So at my current place we’ve written a pre-build script to check that nuget hasn’t screwed the dependencies up. This pre-build check fails more often than I would like to believe.

So managing a coherent set of dependencies isn’t the job of the dependency tool, so what does it do? It downloads one file at a time from the internet. Well done. I think wget can do that, too. It’s a damned sight faster than the nuget power shell console, too. Nuget: it might break your builds, but at least it’s slow.

The Microsoft Way

And then I find things that blow me away. At my current place we’ve written some add-ins to Excel so that people who live and die by Excel can interact with our software. This is pretty cool: adding buttons and menus and ribbons into Excel, all integrated to my back-end services.

In my life as a Java developer I can never even imagine attempting this. The hoops to jump through would have been far too numerous. But in Visual Studio? Create a new, specific type of solution, hit F5, Excel opens. Set a breakpoint, Excel stops. Oh my God – this is an integrated development environment.

Obviously our data is all stored in Microsoft SQLServer. This also has brilliant integration with Visual Studio. For example, we experimented with creating a .net assembly to read some of the binary data we’re storing in the DB. This way we could run efficient queries on complex data types directly in the DB. The dev process for this? Similarly awesome: deploy to the DB and run directly from within Visual Studio. Holy integrated dev cycle, batman!

When there is a Microsoft way, this is why it is so compelling. Whatever they do will be brilliantly integrated with everything else they do. It might not have the flexibility you want, it might not have all the features you want. But it will be spectacularly well integrated with everything else you’re already using.

Why?

Why does it have to be this way? C# is really awesome language; well designed with a lot of expressive power. But the open source ecosystem around it is barren. If the Microsoft Way doesn’t fit the bill, you are often completely stuck.

I think it comes down to the history of Visual Studio being so expensive. Even as a C# developer by day, I am not spending the thick end of £1,000 to get a matching dev environment at home, so I can play. Even if I had a solid idea of an open source project to start, I’m not going to invest a thousand quid just to see.
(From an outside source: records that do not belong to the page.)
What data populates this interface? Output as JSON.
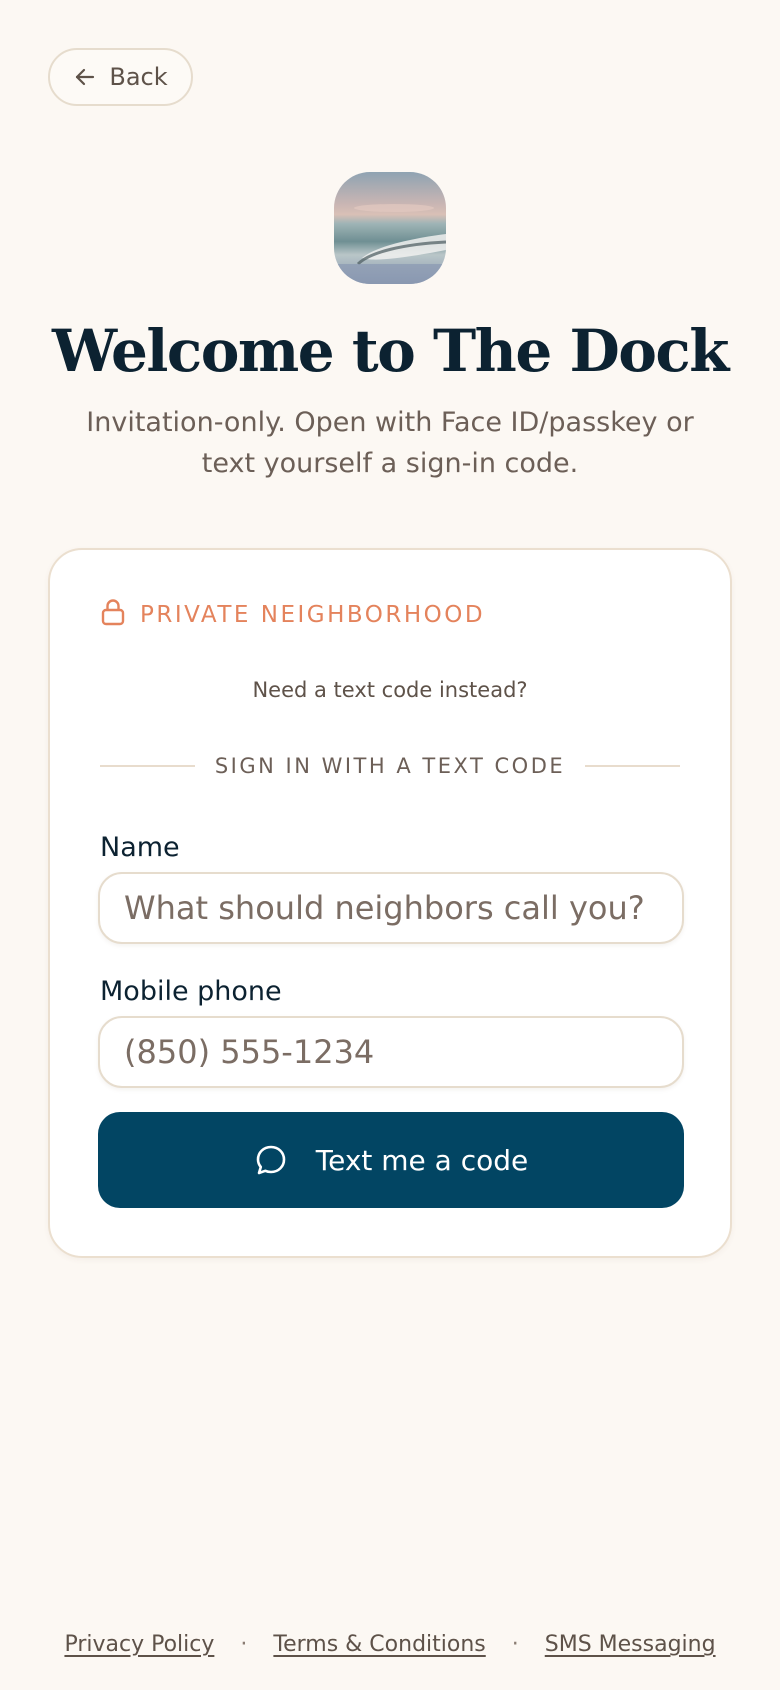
{
  "header": {
    "back_label": "Back",
    "back_icon": "arrow-left-icon"
  },
  "hero": {
    "image": "beach-shoreline-app-icon"
  },
  "title": "Welcome to The Dock",
  "subtitle": "Invitation-only. Open with Face ID/passkey or text yourself a sign-in code.",
  "card": {
    "badge_icon": "lock-icon",
    "badge_text": "PRIVATE NEIGHBORHOOD",
    "alt_link": "Need a text code instead?",
    "divider_text": "SIGN IN WITH A TEXT CODE",
    "name": {
      "label": "Name",
      "placeholder": "What should neighbors call you?",
      "value": ""
    },
    "phone": {
      "label": "Mobile phone",
      "placeholder": "(850) 555-1234",
      "value": ""
    },
    "submit_label": "Text me a code",
    "submit_icon": "chat-bubble-icon"
  },
  "footer": {
    "links": [
      "Privacy Policy",
      "Terms & Conditions",
      "SMS Messaging"
    ],
    "separator": "·"
  },
  "colors": {
    "background": "#fcf8f3",
    "accent": "#e4835c",
    "primary": "#024563",
    "text": "#0c2231",
    "muted": "#6c5f57"
  }
}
But finally Microsoft seem to be catching on to the open source thing. Free versions of Visual Studio and projects like CoreCLR can only help. But the Java ecosystem has a decade head start and this ultimately creates a network effect: it’s hard to write good open source software for .net because there’s so little good open source tooling for .net.